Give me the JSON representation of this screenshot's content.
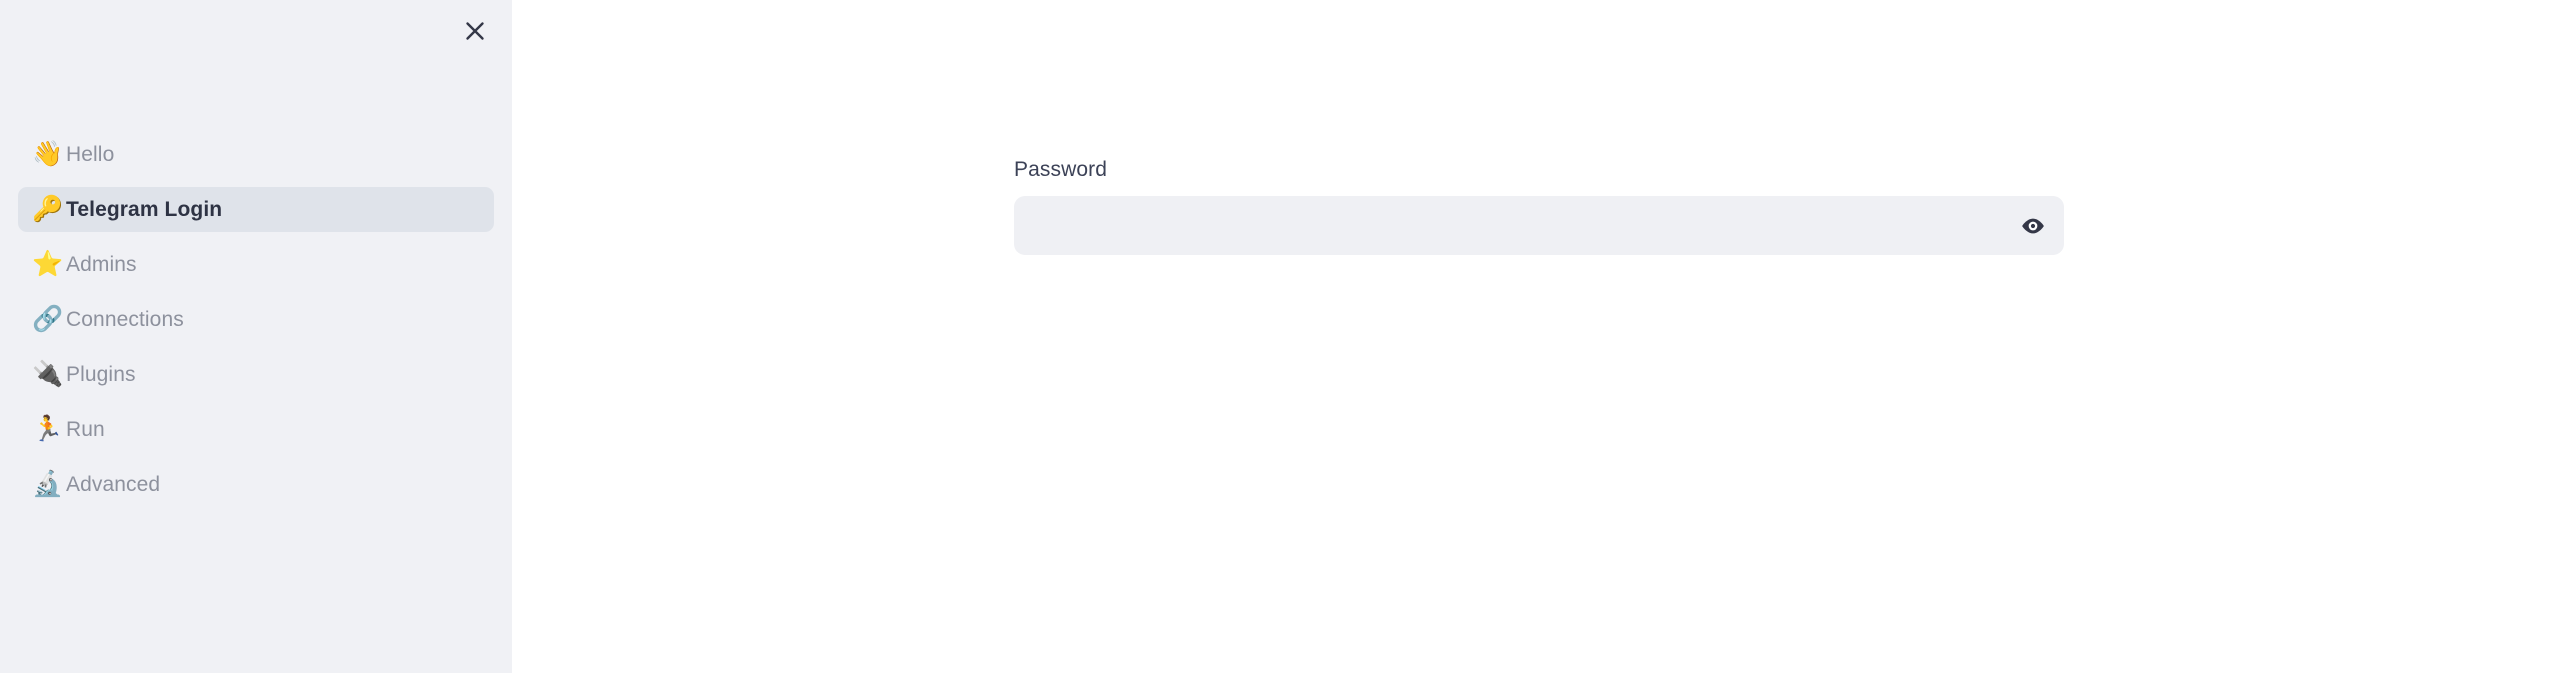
{
  "colors": {
    "sidebar_bg": "#f0f1f5",
    "main_bg": "#ffffff",
    "active_item_bg": "#dfe3ea",
    "input_bg": "#eff0f4",
    "label_text": "#3c4257",
    "inactive_text": "#8d919d",
    "active_text": "#2e3344",
    "icon_dark": "#343747"
  },
  "sidebar": {
    "close_button": {
      "label": "✕",
      "icon": "close-icon"
    },
    "items": [
      {
        "label": "Hello",
        "icon_glyph": "👋",
        "icon": "waving-hand-icon",
        "active": false
      },
      {
        "label": "Telegram Login",
        "icon_glyph": "🔑",
        "icon": "key-icon",
        "active": true
      },
      {
        "label": "Admins",
        "icon_glyph": "⭐",
        "icon": "star-icon",
        "active": false
      },
      {
        "label": "Connections",
        "icon_glyph": "🔗",
        "icon": "link-icon",
        "active": false
      },
      {
        "label": "Plugins",
        "icon_glyph": "🔌",
        "icon": "plug-icon",
        "active": false
      },
      {
        "label": "Run",
        "icon_glyph": "🏃",
        "icon": "runner-icon",
        "active": false
      },
      {
        "label": "Advanced",
        "icon_glyph": "🔬",
        "icon": "microscope-icon",
        "active": false
      }
    ]
  },
  "main": {
    "password_field": {
      "label": "Password",
      "value": "",
      "placeholder": "",
      "reveal_icon": "eye-icon"
    }
  }
}
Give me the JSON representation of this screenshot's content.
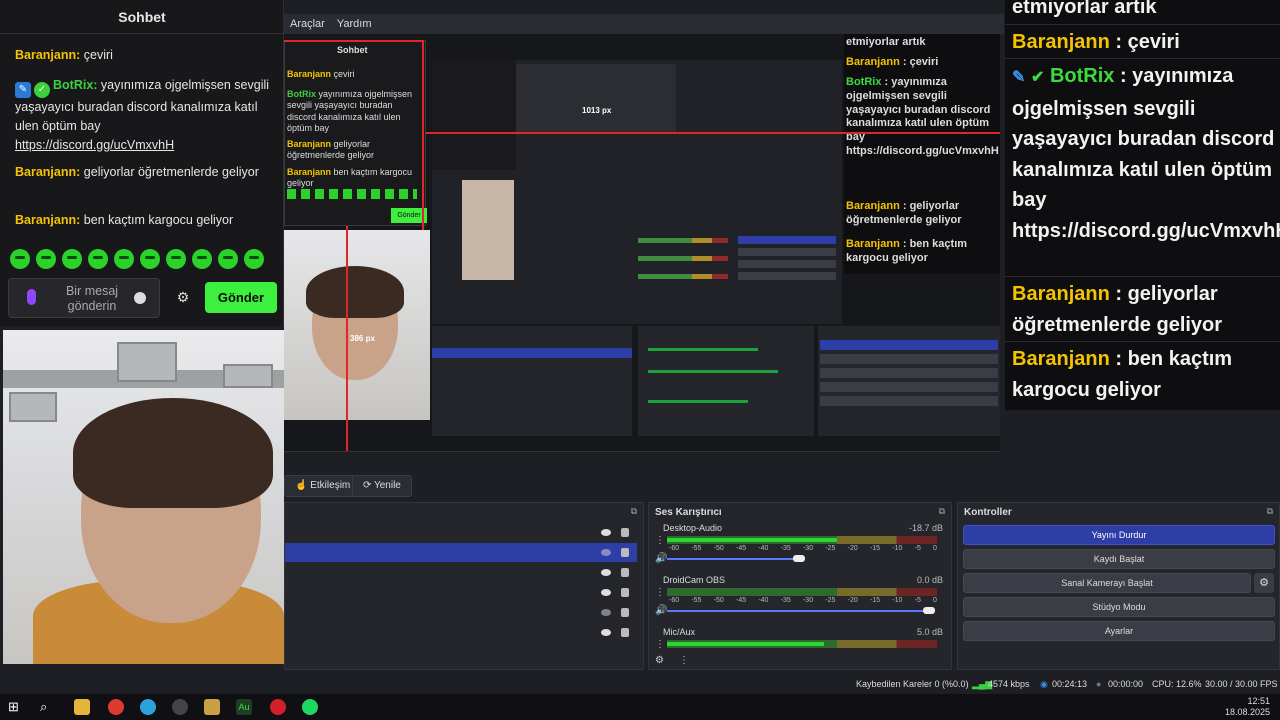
{
  "obs": {
    "menu": [
      "Araçlar",
      "Yardım"
    ],
    "nested_size_label_1": "1013 px",
    "nested_size_label_2": "386 px",
    "buttons": {
      "interact": "Etkileşim",
      "refresh": "Yenile"
    },
    "sources_title": "",
    "mixer": {
      "title": "Ses Karıştırıcı",
      "channels": [
        {
          "name": "Desktop-Audio",
          "db": "-18.7 dB",
          "level_fraction": 0.63,
          "volume_fraction": 0.49
        },
        {
          "name": "DroidCam OBS",
          "db": "0.0 dB",
          "level_fraction": 0.0,
          "volume_fraction": 0.97
        },
        {
          "name": "Mic/Aux",
          "db": "5.0 dB",
          "level_fraction": 0.58,
          "volume_fraction": 0.0
        }
      ],
      "scale": [
        "-60",
        "-55",
        "-50",
        "-45",
        "-40",
        "-35",
        "-30",
        "-25",
        "-20",
        "-15",
        "-10",
        "-5",
        "0"
      ]
    },
    "controls": {
      "title": "Kontroller",
      "buttons": [
        "Yayını Durdur",
        "Kaydı Başlat",
        "Sanal Kamerayı Başlat",
        "Stüdyo Modu",
        "Ayarlar"
      ]
    },
    "status": {
      "dropped": "Kaybedilen Kareler 0 (%0.0)",
      "bitrate": "4574 kbps",
      "stream_time": "00:24:13",
      "rec_time": "00:00:00",
      "cpu": "CPU: 12.6%",
      "fps": "30.00 / 30.00 FPS"
    }
  },
  "chat": {
    "title": "Sohbet",
    "messages": [
      {
        "user": "Baranjann",
        "text": " çeviri"
      },
      {
        "user": "BotRix",
        "text": " yayınımıza ojgelmişsen sevgili yaşayayıcı buradan discord kanalımıza katıl ulen öptüm bay",
        "link": "https://discord.gg/ucVmxvhH"
      },
      {
        "user": "Baranjann",
        "text": " geliyorlar öğretmenlerde geliyor"
      },
      {
        "user": "Baranjann",
        "text": " ben kaçtım kargocu geliyor"
      }
    ],
    "input_placeholder": "Bir mesaj gönderin",
    "send_label": "Gönder"
  },
  "right_chat": {
    "top_text": "etmiyorlar artık",
    "messages": [
      {
        "user": "Baranjann",
        "text": " : çeviri"
      },
      {
        "user": "BotRix",
        "text": " : yayınımıza ojgelmişsen sevgili yaşayayıcı buradan discord kanalımıza katıl ulen öptüm bay https://discord.gg/ucVmxvhH"
      },
      {
        "user": "Baranjann",
        "text": " : geliyorlar öğretmenlerde geliyor"
      },
      {
        "user": "Baranjann",
        "text": " : ben kaçtım kargocu geliyor"
      }
    ]
  },
  "taskbar": {
    "time": "12:51",
    "date": "18.08.2025"
  },
  "colors": {
    "accent_green": "#3ef03e",
    "username": "#f5c400",
    "obs_blue": "#2d3fa6"
  }
}
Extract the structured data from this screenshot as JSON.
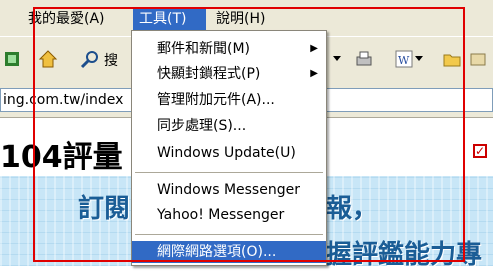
{
  "menubar": {
    "items": [
      "我的最愛(A)",
      "工具(T)",
      "說明(H)"
    ]
  },
  "toolbar": {
    "search_label": "搜",
    "icons": [
      "ie-page-icon",
      "home-icon",
      "search-icon",
      "print-icon",
      "word-icon",
      "folder-icon"
    ]
  },
  "address": {
    "value": "ing.com.tw/index"
  },
  "page": {
    "logo_text": "104評量",
    "logo_tail": "",
    "banner_left": "訂閱",
    "banner_right_top": "報，",
    "banner_right_bottom": "握評鑑能力專"
  },
  "dropdown": {
    "items": [
      {
        "label": "郵件和新聞(M)",
        "submenu": true
      },
      {
        "label": "快顯封鎖程式(P)",
        "submenu": true
      },
      {
        "label": "管理附加元件(A)...",
        "submenu": false
      },
      {
        "label": "同步處理(S)...",
        "submenu": false
      },
      {
        "label": "Windows Update(U)",
        "submenu": false
      },
      {
        "label": "Windows Messenger",
        "submenu": false
      },
      {
        "label": "Yahoo! Messenger",
        "submenu": false
      },
      {
        "label": "網際網路選項(O)...",
        "submenu": false
      }
    ],
    "selected_color": "#316ac5"
  },
  "highlight_color": "#e00000"
}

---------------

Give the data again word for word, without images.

Give me the JSON representation of this screenshot's content.
{
  "colors": {
    "sidebar_bg": "#f0f1f5",
    "main_bg": "#ffffff",
    "active_item_bg": "#dfe3ea",
    "input_bg": "#eff0f4",
    "label_text": "#3c4257",
    "inactive_text": "#8d919d",
    "active_text": "#2e3344",
    "icon_dark": "#343747"
  },
  "sidebar": {
    "close_button": {
      "label": "✕",
      "icon": "close-icon"
    },
    "items": [
      {
        "label": "Hello",
        "icon_glyph": "👋",
        "icon": "waving-hand-icon",
        "active": false
      },
      {
        "label": "Telegram Login",
        "icon_glyph": "🔑",
        "icon": "key-icon",
        "active": true
      },
      {
        "label": "Admins",
        "icon_glyph": "⭐",
        "icon": "star-icon",
        "active": false
      },
      {
        "label": "Connections",
        "icon_glyph": "🔗",
        "icon": "link-icon",
        "active": false
      },
      {
        "label": "Plugins",
        "icon_glyph": "🔌",
        "icon": "plug-icon",
        "active": false
      },
      {
        "label": "Run",
        "icon_glyph": "🏃",
        "icon": "runner-icon",
        "active": false
      },
      {
        "label": "Advanced",
        "icon_glyph": "🔬",
        "icon": "microscope-icon",
        "active": false
      }
    ]
  },
  "main": {
    "password_field": {
      "label": "Password",
      "value": "",
      "placeholder": "",
      "reveal_icon": "eye-icon"
    }
  }
}
Give me the JSON representation of this screenshot's content.
{
  "obs": {
    "menu": [
      "Araçlar",
      "Yardım"
    ],
    "nested_size_label_1": "1013 px",
    "nested_size_label_2": "386 px",
    "buttons": {
      "interact": "Etkileşim",
      "refresh": "Yenile"
    },
    "sources_title": "",
    "mixer": {
      "title": "Ses Karıştırıcı",
      "channels": [
        {
          "name": "Desktop-Audio",
          "db": "-18.7 dB",
          "level_fraction": 0.63,
          "volume_fraction": 0.49
        },
        {
          "name": "DroidCam OBS",
          "db": "0.0 dB",
          "level_fraction": 0.0,
          "volume_fraction": 0.97
        },
        {
          "name": "Mic/Aux",
          "db": "5.0 dB",
          "level_fraction": 0.58,
          "volume_fraction": 0.0
        }
      ],
      "scale": [
        "-60",
        "-55",
        "-50",
        "-45",
        "-40",
        "-35",
        "-30",
        "-25",
        "-20",
        "-15",
        "-10",
        "-5",
        "0"
      ]
    },
    "controls": {
      "title": "Kontroller",
      "buttons": [
        "Yayını Durdur",
        "Kaydı Başlat",
        "Sanal Kamerayı Başlat",
        "Stüdyo Modu",
        "Ayarlar"
      ]
    },
    "status": {
      "dropped": "Kaybedilen Kareler 0 (%0.0)",
      "bitrate": "4574 kbps",
      "stream_time": "00:24:13",
      "rec_time": "00:00:00",
      "cpu": "CPU: 12.6%",
      "fps": "30.00 / 30.00 FPS"
    }
  },
  "chat": {
    "title": "Sohbet",
    "messages": [
      {
        "user": "Baranjann",
        "text": " çeviri"
      },
      {
        "user": "BotRix",
        "text": " yayınımıza ojgelmişsen sevgili yaşayayıcı buradan discord kanalımıza katıl ulen öptüm bay",
        "link": "https://discord.gg/ucVmxvhH"
      },
      {
        "user": "Baranjann",
        "text": " geliyorlar öğretmenlerde geliyor"
      },
      {
        "user": "Baranjann",
        "text": " ben kaçtım kargocu geliyor"
      }
    ],
    "input_placeholder": "Bir mesaj gönderin",
    "send_label": "Gönder"
  },
  "right_chat": {
    "top_text": "etmiyorlar artık",
    "messages": [
      {
        "user": "Baranjann",
        "text": " : çeviri"
      },
      {
        "user": "BotRix",
        "text": " : yayınımıza ojgelmişsen sevgili yaşayayıcı buradan discord kanalımıza katıl ulen öptüm bay https://discord.gg/ucVmxvhH"
      },
      {
        "user": "Baranjann",
        "text": " : geliyorlar öğretmenlerde geliyor"
      },
      {
        "user": "Baranjann",
        "text": " : ben kaçtım kargocu geliyor"
      }
    ]
  },
  "taskbar": {
    "time": "12:51",
    "date": "18.08.2025"
  },
  "colors": {
    "accent_green": "#3ef03e",
    "username": "#f5c400",
    "obs_blue": "#2d3fa6"
  }
}
Extract the structured data from this screenshot as JSON.
{
  "menubar": {
    "items": [
      "我的最愛(A)",
      "工具(T)",
      "說明(H)"
    ]
  },
  "toolbar": {
    "search_label": "搜",
    "icons": [
      "ie-page-icon",
      "home-icon",
      "search-icon",
      "print-icon",
      "word-icon",
      "folder-icon"
    ]
  },
  "address": {
    "value": "ing.com.tw/index"
  },
  "page": {
    "logo_text": "104評量",
    "logo_tail": "",
    "banner_left": "訂閱",
    "banner_right_top": "報，",
    "banner_right_bottom": "握評鑑能力專"
  },
  "dropdown": {
    "items": [
      {
        "label": "郵件和新聞(M)",
        "submenu": true
      },
      {
        "label": "快顯封鎖程式(P)",
        "submenu": true
      },
      {
        "label": "管理附加元件(A)...",
        "submenu": false
      },
      {
        "label": "同步處理(S)...",
        "submenu": false
      },
      {
        "label": "Windows Update(U)",
        "submenu": false
      },
      {
        "label": "Windows Messenger",
        "submenu": false
      },
      {
        "label": "Yahoo! Messenger",
        "submenu": false
      },
      {
        "label": "網際網路選項(O)...",
        "submenu": false
      }
    ],
    "selected_color": "#316ac5"
  },
  "highlight_color": "#e00000"
}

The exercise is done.